Tunisia has been mired in a complicated grid of problems, exacerbated by a controversial political makeover by Tunisia's President Kais Saied ahead of — equally disputed — parliamentary elections in December 2022.

Empty shelves in Tunisian supermarkets as sugar products as biscuits are unavailable in early September 2022
Sugar is pretty much unavailable in Tunisia at the moment, leaving cookies and cakes off supermarket shelvesImage: Chedly Ben Ibrahim/NurPhoto/picture alliance

Does Saied have support of the public?

In July 2021, Saied, then in his second year of a five-year-term as president, started ruling by decree. He dissolved the parliament, replaced the government, including the prime minister, and dismantled democratic institutions, like the Supreme Judicial Council.

Saied, however, has since argued that these steps were necessary to end the political paralysis, to erase corruption and to "protect the state from an imminent danger." 

Tunisian President Kais Saied waves to Tunisian citizens
Tunisian President Kais Saied started his authoritarian rule in the second year of his five-year-term in 2021Image: Slim Abid/Tunisian Presidency/AP/picture alliance

However, while he was widely supported by the population at the beginning, these steps have been considered highly controversial by the political opposition.

The coalition against Saied's government, the National Salvation Front, called for a boycott of the public referendum on the new constitution, which grants even more powers to the president.
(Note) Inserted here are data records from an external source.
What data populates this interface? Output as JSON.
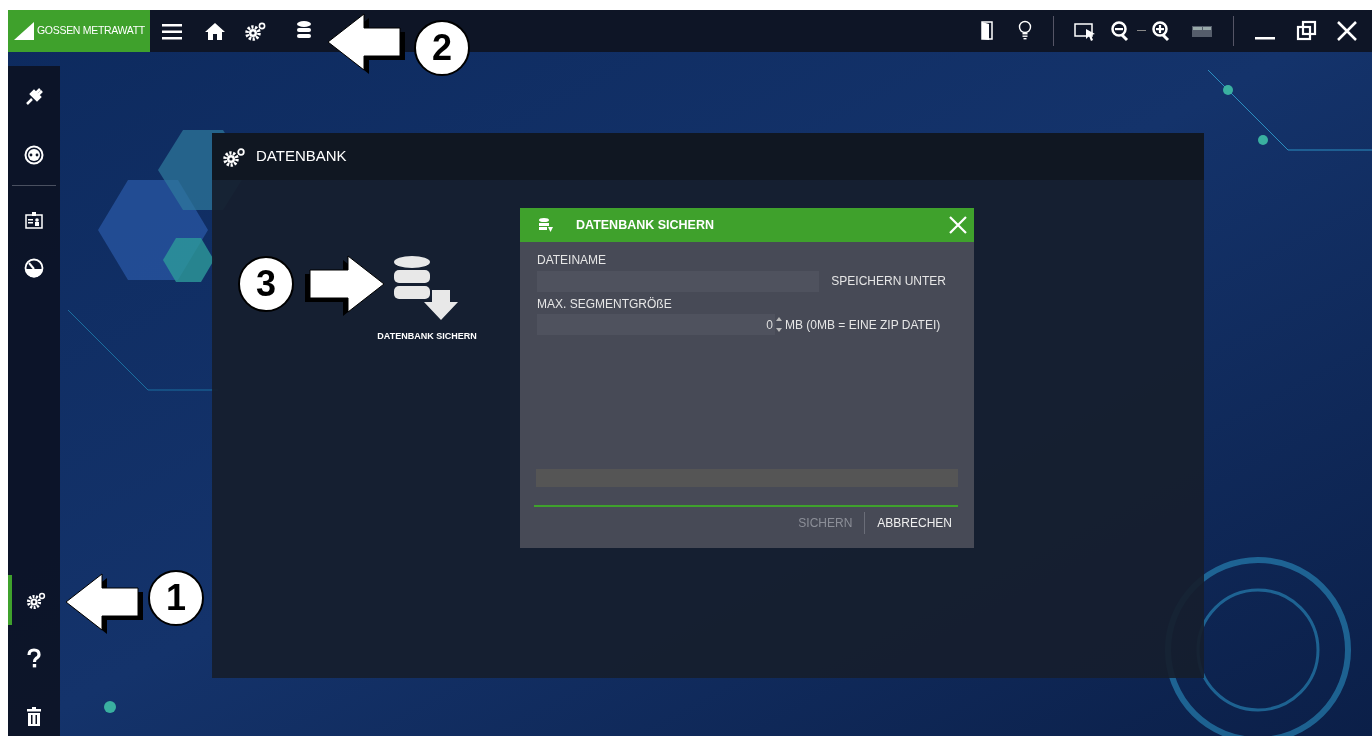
{
  "top_bar": {
    "logo": "GOSSEN METRAWATT"
  },
  "sidebar": {
    "items": [
      {
        "kind": "plug",
        "selected": false
      },
      {
        "kind": "socket",
        "selected": false
      },
      {
        "kind": "badge",
        "selected": false
      },
      {
        "kind": "gauge",
        "selected": false
      },
      {
        "kind": "settings",
        "selected": true
      },
      {
        "kind": "help",
        "selected": false
      },
      {
        "kind": "trash",
        "selected": false
      }
    ]
  },
  "panel": {
    "title": "DATENBANK",
    "tiles": [
      {
        "label": "DATENBANK SICHERN"
      }
    ]
  },
  "dialog": {
    "title": "DATENBANK SICHERN",
    "file_label": "DATEINAME",
    "browse_button": "SPEICHERN UNTER",
    "segment_label": "MAX. SEGMENTGRÖßE",
    "segment_value": "0",
    "segment_unit": "MB (0MB = EINE ZIP DATEI)",
    "buttons": [
      {
        "label": "SICHERN",
        "disabled": true
      },
      {
        "label": "ABBRECHEN",
        "disabled": false
      }
    ]
  },
  "callouts": [
    {
      "number": "1"
    },
    {
      "number": "2"
    },
    {
      "number": "3"
    }
  ]
}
Yet it was passed with 96% 'yes' votes in July, albeit with a low voter turnout rate of 30%.

However, for Sami Hamdi, managing director of the London-based analysis firm The International Interest, the low turnout also "reflects the absence of significant popular support for Saied."
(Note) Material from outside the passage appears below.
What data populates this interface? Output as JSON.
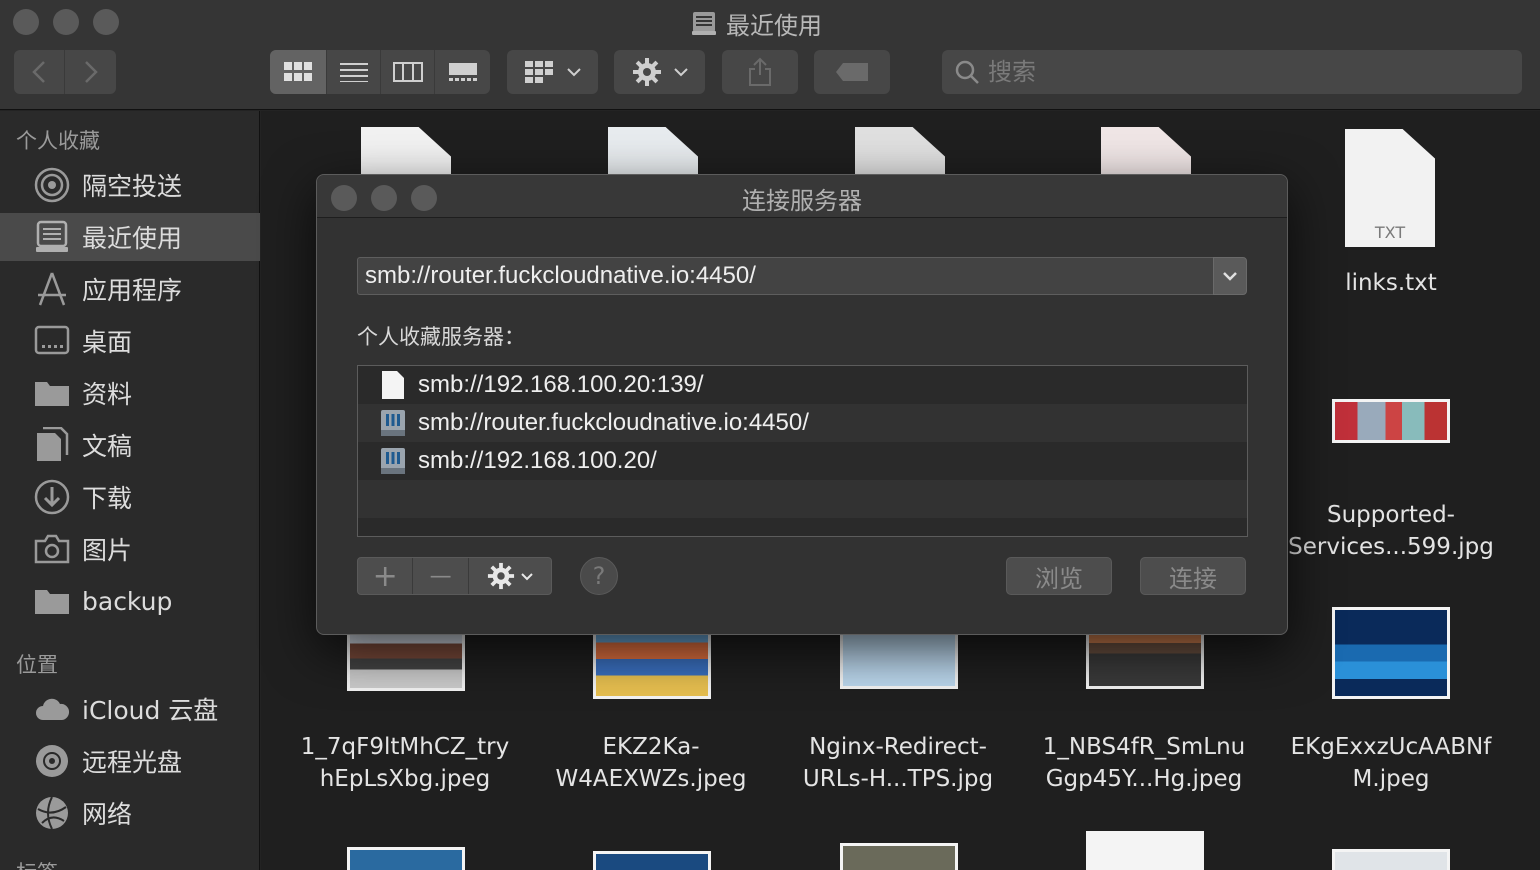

Anthony Dworkin, senior policy fellow at the European Council on Foreign Relations, disagrees — for now. "Saied remains by far the most popular and trusted political figure in the country," he told DW.

"Without anyone else to turn to, it seems that many people still hope that he will attend to their economic and social concerns," Dworkin said.

At the same time, he believes that "there is little interest in Saied's constitutional agenda and he would be unwise to think that his support is secure in the longer term."


'Dangerous strategy to wait for public unrest'

On Thursday, Saied published a draft presidential decree in the run-up to parliamentary elections on December 17. A day earlier, however, the National Salvation Front had called for a boycott of the election.

"We are not recognizing illegitimate elections, since they represent a perversion of the democratic process," Jawhar ben Mobarak, head coordinator of the National Salvation Front, told DW.

For him, it's obvious that the election mainly serves to "endorse the coup, and participation would mean the approval of the coup."

International observers, however, remain doubtful about the impact of the oppositional boycott.

"The momentum of the National Salvation Front has waned significantly. It has been unable to sway a population that continues to blame political parties for the crisis," Hamdi told DW. 

This view is echoed by Dworkin. "It is clear that the opposition's strategy is essentially to wait for economic hardship to turn people away from Saied and the system he has constructed and drive them into the streets," he told DW. "It is a dangerous strategy to wait for public unrest," he warned.

Supporter of Tunisian President Kais Saied celebrate the referendum on the constitution
Saied supporters celebrated the referendum on the constitution, as the opposition called for a boycottImage: ANIS MILI/AFP


Meanwhile, Mohamed Denguezli has lost hope. "I know many people, and some are even quite old, who are seriously considering to leave the country," he said. 

"For most of us there is nothing more important in life than safety and a balanced social climate for raising a family." 

Edited by: Ben Knight

Jennifer Holleis
Jennifer Holleis Editor and political analyst specializing in the Middle East and North Africa.